And so, for first time since receiving my now tattered RSV about 60 years ago,
I began to contemplate putting my lifelong friend on the shelf
and using the CEB as my primary source for my worship scriptures.

For that day, the CEB translation added a whole new dimension
    To a scripture on which I had preached
        Every one of my previous 19 years in the ministry

Because of its language, a passage that I had known for years
    Suddenly seemed fresher     and even more inspiring.

[As an aside:
I see an intriguing pattern in my use of Bible translations.

I received my RSV
    about three years after the publication of the full Bible
I purchased my NRSV
    About three years after its first publication
And I purchased my CEB
    About three years after it was published.]

The scripture is Mark's story of Jesus' baptism by John.

This is how the NRSV (and pretty much the KJV and NIV) tell it: [Mark 1: 4-11]

Today, as we look at that story I do not want to focus on
"Why" Jesus was baptized by John
    Or the difference between John's baptizing and that of Christ
I want to focus instead
on the words spoken by the voice from heaven

What we just heard was the voice saying,
"You are my Son     the Beloved;
    with you I am well pleased."

I have always liked these words
    There few words that I ("we"?) would rather hear
than that God is well pleased by us.

Think of it:    We know how many mistakes we have made.

I you gave me a tablet of paper
    I could spend the rest of this service and all of next week's
        Writing a list of mistakes that I have made
    And still fall far short of recording even one percent of them

If you preferred to give me a flash drive
    I could fill it - and yet it would be inadequate.

Still, despite the abundance of mistakes,
I long to hear God say
        "You are my son"    "I love you"
And         "with you I am well pleased"
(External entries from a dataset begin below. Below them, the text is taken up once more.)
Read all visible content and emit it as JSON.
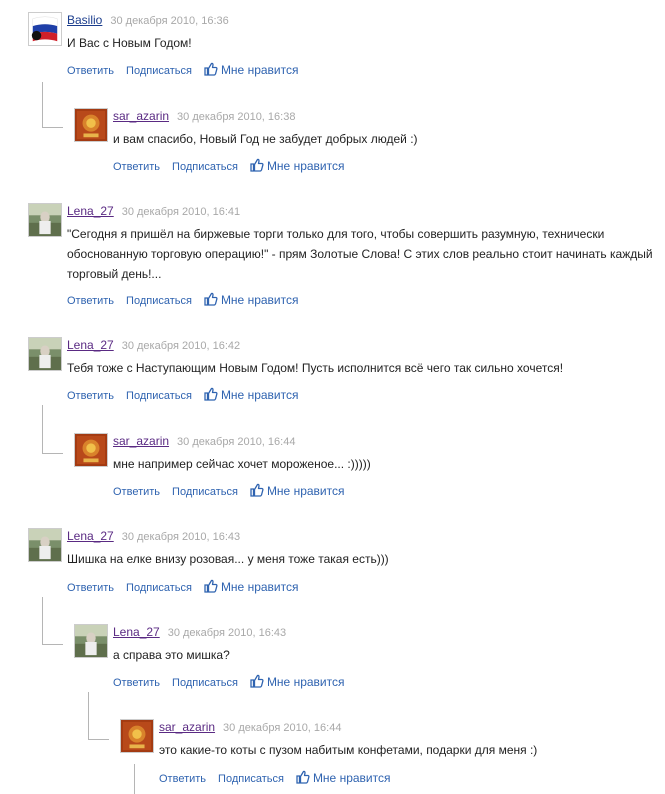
{
  "actions": {
    "reply": "Ответить",
    "subscribe": "Подписаться",
    "like": "Мне нравится"
  },
  "comments": [
    {
      "author": "Basilio",
      "date": "30 декабря 2010, 16:36",
      "text": "И Вас с Новым Годом!",
      "avatar": "flag-avatar"
    },
    {
      "author": "sar_azarin",
      "date": "30 декабря 2010, 16:38",
      "text": "и вам спасибо, Новый Год не забудет добрых людей :)",
      "avatar": "emblem-avatar"
    },
    {
      "author": "Lena_27",
      "date": "30 декабря 2010, 16:41",
      "text": "\"Сегодня я пришёл на биржевые торги только для того, чтобы совершить разумную, технически обоснованную торговую операцию!\" - прям Золотые Слова! С этих слов реально стоит начинать каждый торговый день!...",
      "avatar": "photo-avatar"
    },
    {
      "author": "Lena_27",
      "date": "30 декабря 2010, 16:42",
      "text": "Тебя тоже с Наступающим Новым Годом! Пусть исполнится всё чего так сильно хочется!",
      "avatar": "photo-avatar"
    },
    {
      "author": "sar_azarin",
      "date": "30 декабря 2010, 16:44",
      "text": "мне например сейчас хочет мороженое... :)))))",
      "avatar": "emblem-avatar"
    },
    {
      "author": "Lena_27",
      "date": "30 декабря 2010, 16:43",
      "text": "Шишка на елке внизу розовая... у меня тоже такая есть)))",
      "avatar": "photo-avatar"
    },
    {
      "author": "Lena_27",
      "date": "30 декабря 2010, 16:43",
      "text": "а справа это мишка?",
      "avatar": "photo-avatar"
    },
    {
      "author": "sar_azarin",
      "date": "30 декабря 2010, 16:44",
      "text": "это какие-то коты с пузом набитым конфетами, подарки для меня :)",
      "avatar": "emblem-avatar"
    }
  ]
}
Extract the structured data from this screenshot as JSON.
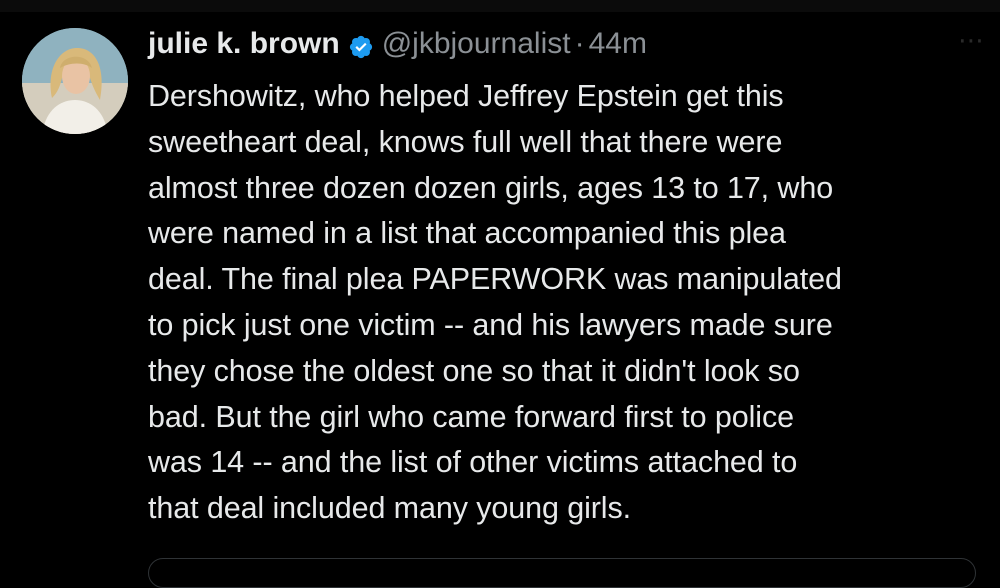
{
  "tweet": {
    "author_name": "julie k. brown",
    "handle": "@jkbjournalist",
    "separator": "·",
    "time": "44m",
    "text": "Dershowitz, who helped Jeffrey Epstein get this\nsweetheart deal, knows full well that there were\nalmost three dozen dozen girls, ages 13 to 17, who\nwere named in a list that accompanied this plea\ndeal. The final plea PAPERWORK was manipulated\nto pick just one victim -- and his lawyers made sure\nthey chose the oldest one so that it didn't look so\nbad. But the girl who came forward first to police\nwas 14 -- and the list of other victims attached to\nthat deal included many young girls."
  },
  "icons": {
    "verified": "verified-badge-icon",
    "more": "more-options-icon"
  },
  "colors": {
    "background": "#000000",
    "text_primary": "#e7e9ea",
    "text_secondary": "#8b9095",
    "verified_blue": "#1d9bf0"
  }
}
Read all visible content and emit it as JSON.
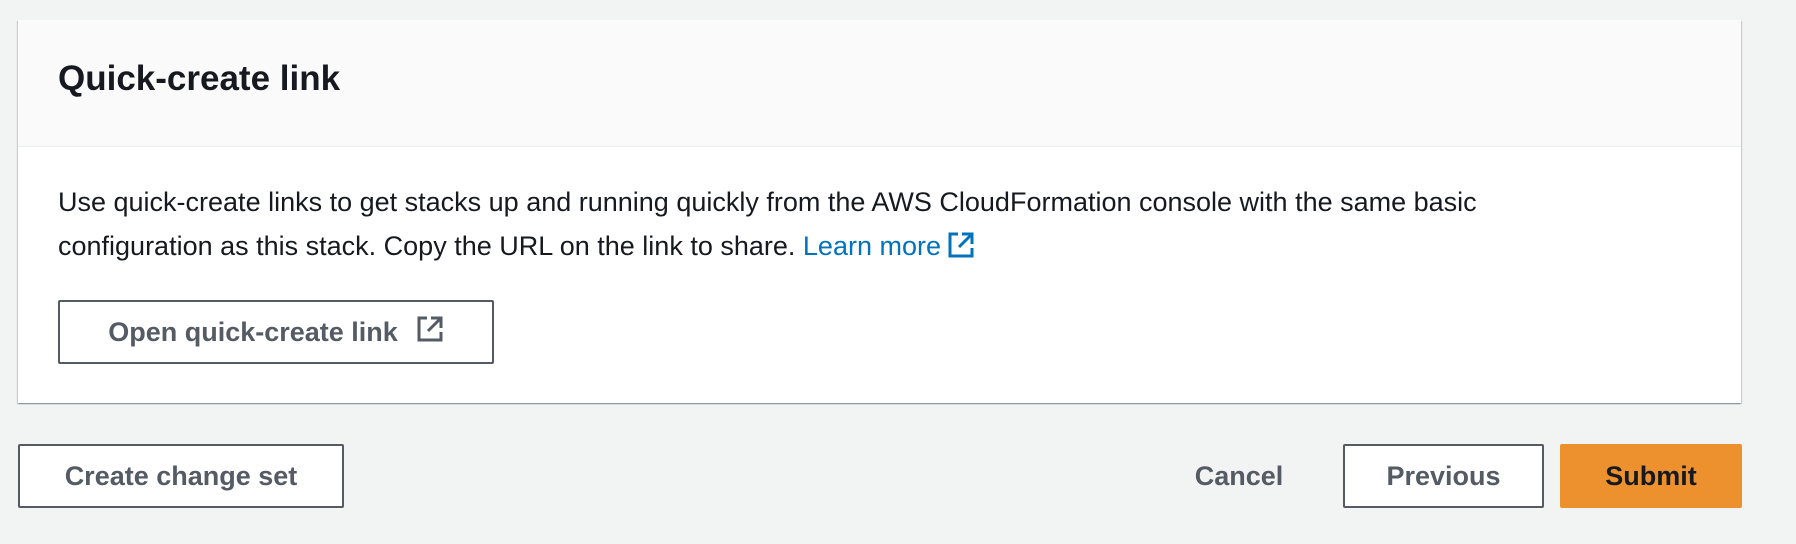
{
  "panel": {
    "title": "Quick-create link",
    "description": "Use quick-create links to get stacks up and running quickly from the AWS CloudFormation console with the same basic configuration as this stack. Copy the URL on the link to share.",
    "learn_more_label": "Learn more",
    "open_button_label": "Open quick-create link"
  },
  "footer": {
    "create_change_set_label": "Create change set",
    "cancel_label": "Cancel",
    "previous_label": "Previous",
    "submit_label": "Submit"
  },
  "colors": {
    "link": "#0073bb",
    "primary_button": "#ec912d",
    "outline_border": "#545b64",
    "page_background": "#f2f3f3"
  },
  "icons": {
    "external_link": "external-link-icon"
  }
}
That, would bring me to tears.

I have the hope of hearing those words.
    because I know of God's love and mercy.

Your list of mistakes may not be as long as mine
or it may be longer -
but either way
I suspect you feel the same way and have the same hope.

But now:    the change in language
That blew me away, touched my heart,
And caused me to better grasp what God would like from me
This time the words are from the CEB
the not yet four year old translation which
I purchased a bit over seven months ago
And used for the first time a bit over four months ago;
 [Mark 1: 9-11]
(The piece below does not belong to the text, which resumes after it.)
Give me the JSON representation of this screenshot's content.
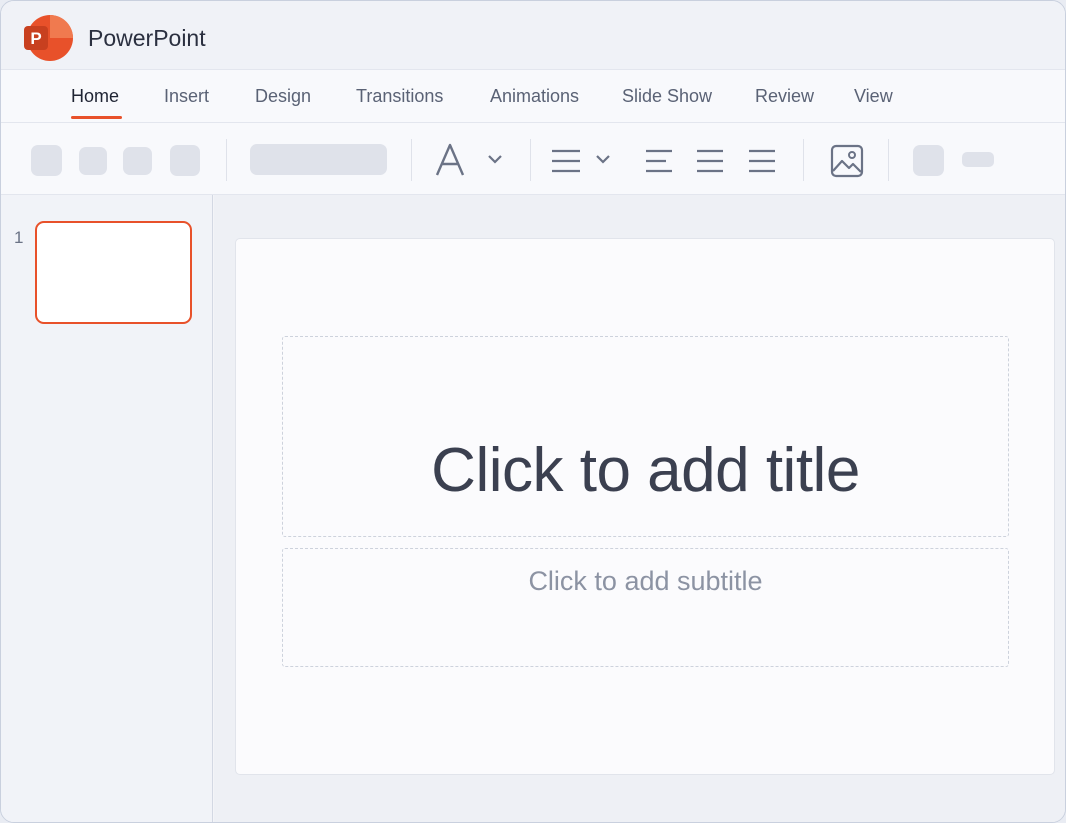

Do you hear and feel a difference?  I do.

The CEB translation warms my heart
    More quickly and more deeply
    Than my old friend the NRSV
Or  the KJV or NIV, both of which use nearly the same words

All four of the translations say
    "You are my son."
All four of the translations say
    "I love you"

The three older ones, however, talk about being well pleased
    A phrase which I have already said
I would like - no, love - to hear from God.

But a phrase which can simply convey job approval
    "You did a really good job.  I am very pleased."

The CEB, however, replaces
    "with whom I am well pleased"   with:
"in you I find happiness."


Isn't it so much better to understand that we have made God happy
    Like a proud parent
Than to see ourselves pleasing God by doing a good job?

Now, I believe that the "well pleased" of the older translations
    Really meant more than simply doing a good job
But the CEB makes that clear
    And avoids the possibility that we simply see it as approval.

It is so much easier to understand our relationship with God
by grasping that our goal - our purpose -
        Is to make God happy
Rather than to seek God's approval and praise by doing
    An outstanding job on a task.

And understanding that we are to make God happy
Makes it easier to comprehend
Why, despite our innumerable failures and mistakes,
God keeps giving us chance after chance after chance

As much as I have always hoped to someday hear God say,
    "Jim, you are my son and I love you;
    With you I am well pleased."

Having learned a lesson from the voice at Christ's baptism,
I have come to believe that I would prefer
    To hear God say,
        Jim, you are my son and I love you
        "in you I find happiness."

Despite my loyalty to,
my long, almost exclusive relationship with,
and my respect for,  the NRSV

I have this week been reminded that my relationship with God
Is a journey to make God happy
A journey now traveled with two guides and teachers.